Valerie continued as if I hadn’t spoken. “I was supremely lucky to get this fabulous chef to participate. He’s just opened the trendiest new restaurant in New York. Sylvia, it’s called. He’s had one in London for some years and one in Paris. It’s said they’re named after his mistresses. Isn’t that amusing?”
I noticed that upon hearing this Sarajane’s face showed a brief moment of something I couldn’t quite identify. Shock? Dismay? I wasn’t sure, but it was gone almost instantly. She said, derisively, “I don’t find it at all amusing,”
“I think you should circulate,” Valerie said, ignoring her remark just as she’d ignored mine. “Give people a chance to meet you.”
Sarajane looked at us and shrugged. “I suppose I should. Hopefully, we can talk later. All right?”
Once we were alone, I said, “Okay. Now give.”
“Fine,” Morty said. “But first, another glass of champagne is required.”
“You’re gonna fall on your face.”
We tried to find a quiet place to talk but there was none. “Why don’t we step outside?” I said, “It’ll be less noisy.”
We showed our tickets to a security guard at the entrance so that we’d have no hassle getting back in. Outside, some smokers were gathered, puffing away. We went a few yards farther and I waited for Morty to explain what was going on.
“You remember after I graduated N.Y.U. I went to college in Philadelphia?”

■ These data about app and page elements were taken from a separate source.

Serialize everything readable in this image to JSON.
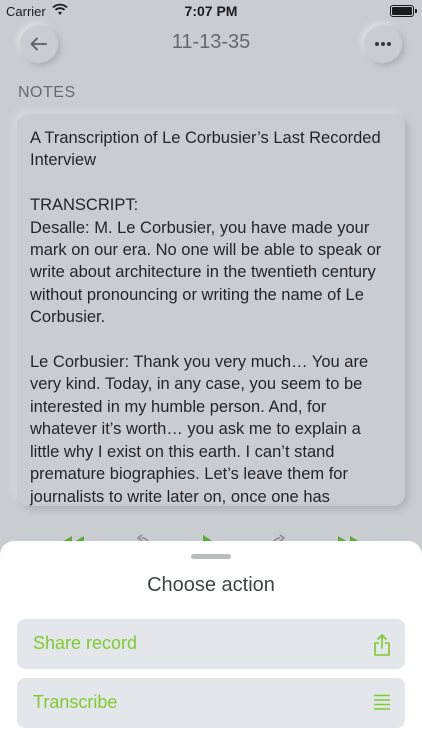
{
  "status_bar": {
    "carrier": "Carrier",
    "time": "7:07 PM"
  },
  "nav": {
    "title": "11-13-35",
    "back_icon": "chevron-left-icon",
    "more_icon": "ellipsis-icon"
  },
  "notes": {
    "label": "NOTES",
    "text": "A Transcription of Le Corbusier’s Last Recorded Interview\n\nTRANSCRIPT:\nDesalle: M. Le Corbusier, you have made your mark on our era. No one will be able to speak or write about architecture in the twentieth century without pronouncing or writing the name of Le Corbusier.\n\nLe Corbusier: Thank you very much… You are very kind. Today, in any case, you seem to be interested in my humble person. And, for whatever it’s worth… you ask me to explain a little why I exist on this earth. I can’t stand premature biographies. Let’s leave them for journalists to write later on, once one has"
  },
  "player": {
    "icons": [
      "rewind-icon",
      "replay-icon",
      "play-icon",
      "forward-icon",
      "fast-forward-icon"
    ],
    "accent": "#5fc22a"
  },
  "action_sheet": {
    "title": "Choose action",
    "actions": [
      {
        "label": "Share record",
        "icon": "share-icon"
      },
      {
        "label": "Transcribe",
        "icon": "lines-icon"
      }
    ],
    "accent": "#7ccc2e"
  }
}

“I remember, you said it was the best osteopathic college in the country.”
“And I didn’t come home?”
“You wrote that you liked it there and wanted to set up a practice. I thought you were nuts. Who would want to be in Philadelphia?”
“I didn’t want to be there. They made me stay.”
“Who made you stay?” I said. “Your family?”
“Not my family. The girl’s family. The girl I knocked up.”
The light clicked on. Relda? The name had sounded odd to me originally. Suddenly it became clear. The artist’s name, Relda — Adler spelled backward.
“Holy shit,” I said. “Sarajane is your daughter?”
He nodded. “And this is the first time I’ve seen her since she was 11 months old.”
Robert Boris Riskin is the author of two mystery thrillers featuring Jake Wanderman, “Scrambled Eggs” and “Deadly Bones.” This story is the first chapter of a third book in the series. Mr. Riskin has been a member of Maryjane Meaker’s Ashawagh Hall Writer’s Workshop for more than 20 years.